[Data excerpts]
##############################

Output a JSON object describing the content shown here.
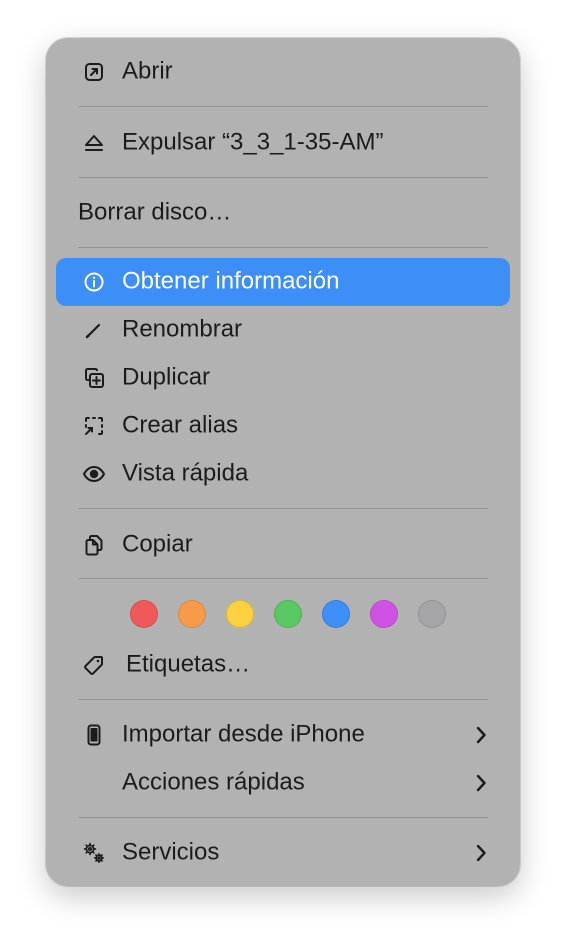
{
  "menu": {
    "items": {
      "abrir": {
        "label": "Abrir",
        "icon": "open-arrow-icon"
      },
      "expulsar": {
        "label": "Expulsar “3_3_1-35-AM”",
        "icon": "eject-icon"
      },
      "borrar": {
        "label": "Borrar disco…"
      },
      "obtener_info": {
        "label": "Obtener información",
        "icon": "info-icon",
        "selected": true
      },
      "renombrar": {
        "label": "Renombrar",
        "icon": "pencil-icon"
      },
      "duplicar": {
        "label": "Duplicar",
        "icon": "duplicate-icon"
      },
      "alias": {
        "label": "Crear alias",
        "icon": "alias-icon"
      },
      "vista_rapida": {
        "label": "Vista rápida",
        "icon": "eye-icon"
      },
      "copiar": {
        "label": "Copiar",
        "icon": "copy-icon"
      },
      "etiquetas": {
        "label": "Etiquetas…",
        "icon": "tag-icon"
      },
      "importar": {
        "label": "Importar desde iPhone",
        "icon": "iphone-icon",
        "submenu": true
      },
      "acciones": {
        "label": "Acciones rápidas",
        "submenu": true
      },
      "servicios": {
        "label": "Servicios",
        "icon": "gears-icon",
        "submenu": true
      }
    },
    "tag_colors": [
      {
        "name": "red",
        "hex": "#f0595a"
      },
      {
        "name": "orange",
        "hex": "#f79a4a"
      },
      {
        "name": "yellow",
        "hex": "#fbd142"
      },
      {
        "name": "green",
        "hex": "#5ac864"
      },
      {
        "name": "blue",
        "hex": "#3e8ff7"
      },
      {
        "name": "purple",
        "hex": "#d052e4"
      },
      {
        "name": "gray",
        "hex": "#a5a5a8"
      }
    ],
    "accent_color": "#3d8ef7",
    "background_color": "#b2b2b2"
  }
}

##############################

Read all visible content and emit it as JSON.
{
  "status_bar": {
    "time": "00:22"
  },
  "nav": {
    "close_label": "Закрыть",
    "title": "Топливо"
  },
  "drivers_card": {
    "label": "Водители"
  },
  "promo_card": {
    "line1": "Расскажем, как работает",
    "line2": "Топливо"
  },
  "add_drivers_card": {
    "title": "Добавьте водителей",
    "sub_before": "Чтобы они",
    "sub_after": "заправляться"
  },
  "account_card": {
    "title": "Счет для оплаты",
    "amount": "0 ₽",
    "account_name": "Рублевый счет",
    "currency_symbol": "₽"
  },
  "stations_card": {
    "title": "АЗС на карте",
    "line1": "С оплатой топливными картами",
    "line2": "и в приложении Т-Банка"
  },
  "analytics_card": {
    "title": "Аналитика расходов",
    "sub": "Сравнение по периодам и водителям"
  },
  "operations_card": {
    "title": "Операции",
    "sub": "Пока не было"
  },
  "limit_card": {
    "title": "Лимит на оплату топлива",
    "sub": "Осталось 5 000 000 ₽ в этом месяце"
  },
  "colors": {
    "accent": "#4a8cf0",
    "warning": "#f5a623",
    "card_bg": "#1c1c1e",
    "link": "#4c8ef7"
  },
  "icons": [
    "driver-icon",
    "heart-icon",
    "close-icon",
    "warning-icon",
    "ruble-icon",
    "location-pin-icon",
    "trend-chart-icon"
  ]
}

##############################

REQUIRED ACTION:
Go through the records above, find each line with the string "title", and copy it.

RESPONSE:
    "title": "Топливо"
    "title": "Добавьте водителей",
    "title": "Счет для оплаты",
    "title": "АЗС на карте",
    "title": "Аналитика расходов",
    "title": "Операции",
    "title": "Лимит на оплату топлива",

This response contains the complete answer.